OBJECTIVE: To predict insulin resistance in children based on anthropometric and metabolic indicators by analyzing the sensitivity and specificity of different cutoff points. METHODS: A cross-sectional study was carried out of 109 children aged 7 to 11 years, 55 of whom were obese, 23 overweight and 31 well-nourished, classified by body mass index (BMI) for age. Measurements were taken to determine BMI, waist and hips circumferences, waist circumference/hip circumference ratio, conicity index and body fat percentage (dual emission X-ray absorptiometry). Fasting blood samples were taken to measure triglyceridemia, glycemia and insulinemia. Insulin resistance was evaluated by the glycemic homeostasis method, taking the 90th percentile as the cutoff point. Receiver operating characteristic curves were analyzed to a 95% confidence interval in order to identify predictors of glycemic homeostasis, and sensitivity and specificity were then calculated. RESULTS: After analysis of the area under the receiver operating characteristic curve (confidence interval), indicators that demonstrated the power to predict insulin resistance were, in the following order: insulinemia = 0.99 (0.99-1.00), 18.7 µU×mL-1; body fat percentage = 0.88 (0.81-0.95), 41.3%; BMI = 0.90 (0.83-0.97), 23.69 kg×m2-¹; waist circumference= 0.88 (0.79-0.96), 78.0 cm; glycemia = 0.71 (0.54-0.88), 88.0 mg×dL-1; triglyceridemia = 0.78 (0.66-0.90), 116.0 mg×dL-1 and conicity index = 0.69 (0.50-0.87), 1.23 for the whole sample; and were: insulinemia = 0.99 (0.98-1.00), 19.54 µU×mL-1; body fat percentage = 0.76 (0.64-0.89), 42.2%; BMI = 0.78 (0.64-0.92), 24.53 kg×m2-¹; waist circumference = 0.77 (0.61-0.92), 79.0 cm and triglyceridemia = 0.72 (0.56-0.87), 127.0 mg×dL-1, for the obese subgroup.

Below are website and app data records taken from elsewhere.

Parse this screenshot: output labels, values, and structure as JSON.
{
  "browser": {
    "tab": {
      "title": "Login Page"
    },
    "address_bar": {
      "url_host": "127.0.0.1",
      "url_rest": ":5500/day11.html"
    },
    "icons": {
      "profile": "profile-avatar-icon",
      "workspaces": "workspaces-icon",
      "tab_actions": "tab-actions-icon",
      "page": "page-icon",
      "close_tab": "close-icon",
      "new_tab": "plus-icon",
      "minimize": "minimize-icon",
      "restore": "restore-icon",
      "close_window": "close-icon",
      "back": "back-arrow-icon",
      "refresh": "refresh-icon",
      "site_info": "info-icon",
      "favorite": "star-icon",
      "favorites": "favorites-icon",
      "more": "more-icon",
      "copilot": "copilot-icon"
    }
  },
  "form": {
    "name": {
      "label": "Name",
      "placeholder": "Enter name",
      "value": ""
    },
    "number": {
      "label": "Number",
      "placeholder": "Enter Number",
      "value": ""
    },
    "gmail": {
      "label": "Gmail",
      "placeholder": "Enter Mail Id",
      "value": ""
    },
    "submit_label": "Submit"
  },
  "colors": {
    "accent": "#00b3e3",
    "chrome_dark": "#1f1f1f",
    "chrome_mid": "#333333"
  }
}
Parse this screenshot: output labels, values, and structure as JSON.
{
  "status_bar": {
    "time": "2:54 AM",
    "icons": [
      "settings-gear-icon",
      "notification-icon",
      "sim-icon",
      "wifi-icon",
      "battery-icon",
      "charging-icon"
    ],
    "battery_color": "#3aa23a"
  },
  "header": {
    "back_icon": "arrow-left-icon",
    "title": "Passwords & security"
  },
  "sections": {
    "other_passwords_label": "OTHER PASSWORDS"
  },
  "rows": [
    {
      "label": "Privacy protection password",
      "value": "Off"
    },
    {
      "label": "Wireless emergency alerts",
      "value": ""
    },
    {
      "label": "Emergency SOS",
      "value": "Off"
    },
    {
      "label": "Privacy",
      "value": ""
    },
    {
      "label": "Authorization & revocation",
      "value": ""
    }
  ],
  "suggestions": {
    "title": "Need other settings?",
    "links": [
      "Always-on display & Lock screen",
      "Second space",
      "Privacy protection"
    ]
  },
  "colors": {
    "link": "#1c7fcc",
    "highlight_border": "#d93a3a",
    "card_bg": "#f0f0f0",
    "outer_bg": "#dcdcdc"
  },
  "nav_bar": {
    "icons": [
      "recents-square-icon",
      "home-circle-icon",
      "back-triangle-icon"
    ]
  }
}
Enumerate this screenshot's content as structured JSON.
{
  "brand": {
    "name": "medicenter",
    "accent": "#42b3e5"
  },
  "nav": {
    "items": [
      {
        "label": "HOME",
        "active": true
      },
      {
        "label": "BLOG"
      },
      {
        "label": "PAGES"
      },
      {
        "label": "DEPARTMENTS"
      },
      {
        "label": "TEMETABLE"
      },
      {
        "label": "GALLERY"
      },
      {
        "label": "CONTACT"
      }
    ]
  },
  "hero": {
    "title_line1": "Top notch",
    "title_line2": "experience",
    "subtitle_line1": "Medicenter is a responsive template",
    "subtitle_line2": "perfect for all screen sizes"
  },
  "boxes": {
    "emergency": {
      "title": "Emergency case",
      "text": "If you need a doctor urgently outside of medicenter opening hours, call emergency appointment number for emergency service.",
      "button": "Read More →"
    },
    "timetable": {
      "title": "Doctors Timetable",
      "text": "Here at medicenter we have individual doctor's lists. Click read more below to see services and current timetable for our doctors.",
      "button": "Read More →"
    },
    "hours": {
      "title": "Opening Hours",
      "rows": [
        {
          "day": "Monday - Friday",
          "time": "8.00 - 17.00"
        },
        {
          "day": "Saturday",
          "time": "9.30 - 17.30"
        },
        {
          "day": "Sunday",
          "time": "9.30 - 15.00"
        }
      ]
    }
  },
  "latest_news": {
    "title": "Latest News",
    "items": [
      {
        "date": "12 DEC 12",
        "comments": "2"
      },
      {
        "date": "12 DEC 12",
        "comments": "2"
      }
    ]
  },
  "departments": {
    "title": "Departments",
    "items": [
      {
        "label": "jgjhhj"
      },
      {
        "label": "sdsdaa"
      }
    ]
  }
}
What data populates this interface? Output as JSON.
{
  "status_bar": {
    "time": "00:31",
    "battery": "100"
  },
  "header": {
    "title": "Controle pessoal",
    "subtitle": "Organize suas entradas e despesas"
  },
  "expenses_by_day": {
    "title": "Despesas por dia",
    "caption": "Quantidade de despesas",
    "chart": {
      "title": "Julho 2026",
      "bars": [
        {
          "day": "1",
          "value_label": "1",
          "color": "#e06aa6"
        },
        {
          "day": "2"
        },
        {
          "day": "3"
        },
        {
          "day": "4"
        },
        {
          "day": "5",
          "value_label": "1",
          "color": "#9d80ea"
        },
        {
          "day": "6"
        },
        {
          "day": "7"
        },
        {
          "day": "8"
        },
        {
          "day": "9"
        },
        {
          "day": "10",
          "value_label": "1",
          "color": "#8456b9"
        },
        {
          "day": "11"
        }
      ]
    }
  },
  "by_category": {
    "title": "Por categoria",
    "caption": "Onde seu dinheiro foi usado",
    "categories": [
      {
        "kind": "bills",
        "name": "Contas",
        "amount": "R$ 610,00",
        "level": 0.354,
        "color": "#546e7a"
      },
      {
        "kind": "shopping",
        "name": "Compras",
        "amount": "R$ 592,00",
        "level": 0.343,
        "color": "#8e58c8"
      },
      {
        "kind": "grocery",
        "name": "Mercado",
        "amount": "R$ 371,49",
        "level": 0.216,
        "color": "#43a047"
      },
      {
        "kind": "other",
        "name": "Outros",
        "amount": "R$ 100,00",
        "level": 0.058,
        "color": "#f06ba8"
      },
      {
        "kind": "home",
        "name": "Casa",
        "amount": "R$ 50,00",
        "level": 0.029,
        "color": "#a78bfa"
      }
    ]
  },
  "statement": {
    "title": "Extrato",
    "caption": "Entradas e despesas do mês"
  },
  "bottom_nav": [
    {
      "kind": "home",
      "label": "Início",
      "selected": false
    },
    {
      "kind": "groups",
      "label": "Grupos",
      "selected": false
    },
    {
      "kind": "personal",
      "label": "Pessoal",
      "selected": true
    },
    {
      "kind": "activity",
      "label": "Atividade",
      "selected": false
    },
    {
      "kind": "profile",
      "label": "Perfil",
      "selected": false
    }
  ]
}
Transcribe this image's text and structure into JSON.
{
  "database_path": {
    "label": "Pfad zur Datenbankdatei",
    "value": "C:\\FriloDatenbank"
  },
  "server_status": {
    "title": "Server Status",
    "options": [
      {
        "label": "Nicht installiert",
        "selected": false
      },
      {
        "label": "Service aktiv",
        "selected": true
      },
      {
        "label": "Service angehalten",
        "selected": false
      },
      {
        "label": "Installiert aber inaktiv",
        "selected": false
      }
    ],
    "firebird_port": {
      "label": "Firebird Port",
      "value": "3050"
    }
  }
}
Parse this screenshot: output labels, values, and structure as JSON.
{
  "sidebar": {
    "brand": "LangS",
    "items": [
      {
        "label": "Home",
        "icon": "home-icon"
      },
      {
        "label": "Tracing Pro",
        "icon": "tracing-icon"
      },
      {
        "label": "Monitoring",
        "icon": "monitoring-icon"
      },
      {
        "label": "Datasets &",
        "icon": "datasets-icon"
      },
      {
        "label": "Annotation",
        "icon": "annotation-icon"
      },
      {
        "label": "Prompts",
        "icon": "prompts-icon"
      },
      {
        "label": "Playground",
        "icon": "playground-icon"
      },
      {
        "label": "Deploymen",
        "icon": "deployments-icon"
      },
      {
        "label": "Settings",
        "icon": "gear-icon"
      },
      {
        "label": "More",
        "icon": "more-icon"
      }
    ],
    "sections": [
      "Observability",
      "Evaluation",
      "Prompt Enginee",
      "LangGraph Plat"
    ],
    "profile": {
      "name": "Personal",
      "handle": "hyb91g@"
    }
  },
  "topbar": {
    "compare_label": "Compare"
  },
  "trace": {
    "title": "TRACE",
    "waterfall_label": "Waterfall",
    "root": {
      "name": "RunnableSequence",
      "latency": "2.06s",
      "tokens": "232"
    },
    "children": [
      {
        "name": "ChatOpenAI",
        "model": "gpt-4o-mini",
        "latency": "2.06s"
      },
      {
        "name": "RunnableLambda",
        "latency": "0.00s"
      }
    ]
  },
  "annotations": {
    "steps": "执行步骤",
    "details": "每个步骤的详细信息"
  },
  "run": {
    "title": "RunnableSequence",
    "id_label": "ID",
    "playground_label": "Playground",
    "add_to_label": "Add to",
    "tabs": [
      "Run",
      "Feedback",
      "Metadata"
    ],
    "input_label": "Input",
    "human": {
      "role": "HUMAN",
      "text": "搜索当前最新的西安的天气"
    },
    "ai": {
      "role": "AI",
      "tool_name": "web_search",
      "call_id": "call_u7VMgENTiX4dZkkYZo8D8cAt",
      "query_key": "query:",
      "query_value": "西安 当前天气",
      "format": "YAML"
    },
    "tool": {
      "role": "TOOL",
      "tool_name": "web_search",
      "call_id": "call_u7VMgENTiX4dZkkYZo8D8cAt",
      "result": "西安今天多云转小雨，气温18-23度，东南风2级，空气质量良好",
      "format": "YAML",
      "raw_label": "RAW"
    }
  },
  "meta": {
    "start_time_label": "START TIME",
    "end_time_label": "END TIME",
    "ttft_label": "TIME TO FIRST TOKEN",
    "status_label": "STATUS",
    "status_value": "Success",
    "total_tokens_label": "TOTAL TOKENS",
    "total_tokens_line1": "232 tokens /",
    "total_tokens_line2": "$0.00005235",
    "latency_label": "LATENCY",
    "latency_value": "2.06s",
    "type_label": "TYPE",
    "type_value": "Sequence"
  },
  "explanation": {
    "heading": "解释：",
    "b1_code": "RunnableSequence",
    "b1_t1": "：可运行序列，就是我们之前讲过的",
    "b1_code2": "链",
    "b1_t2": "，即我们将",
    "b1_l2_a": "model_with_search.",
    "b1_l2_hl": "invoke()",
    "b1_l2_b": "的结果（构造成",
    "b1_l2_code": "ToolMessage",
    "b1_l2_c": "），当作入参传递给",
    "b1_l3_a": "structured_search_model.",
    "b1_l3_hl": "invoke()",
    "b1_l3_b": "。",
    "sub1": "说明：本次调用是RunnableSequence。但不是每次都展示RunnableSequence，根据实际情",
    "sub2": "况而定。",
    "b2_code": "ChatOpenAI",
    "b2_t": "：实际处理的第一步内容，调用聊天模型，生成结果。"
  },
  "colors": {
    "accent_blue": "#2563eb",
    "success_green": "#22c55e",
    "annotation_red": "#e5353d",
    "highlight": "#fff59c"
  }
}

CONCLUSIONS: Anthropometric and metabolic indicators appear to offer good predictive power for insulin resistance in children between 7 and 11 years old, employing the cutoff points with the best balance between sensitivity and specificity of the predictive technique.

Keywords : Prediction; insulin resistance; cutoff points; children.

        · abstract in Portuguese     · text in English | Portuguese     · pdf in English | Portuguese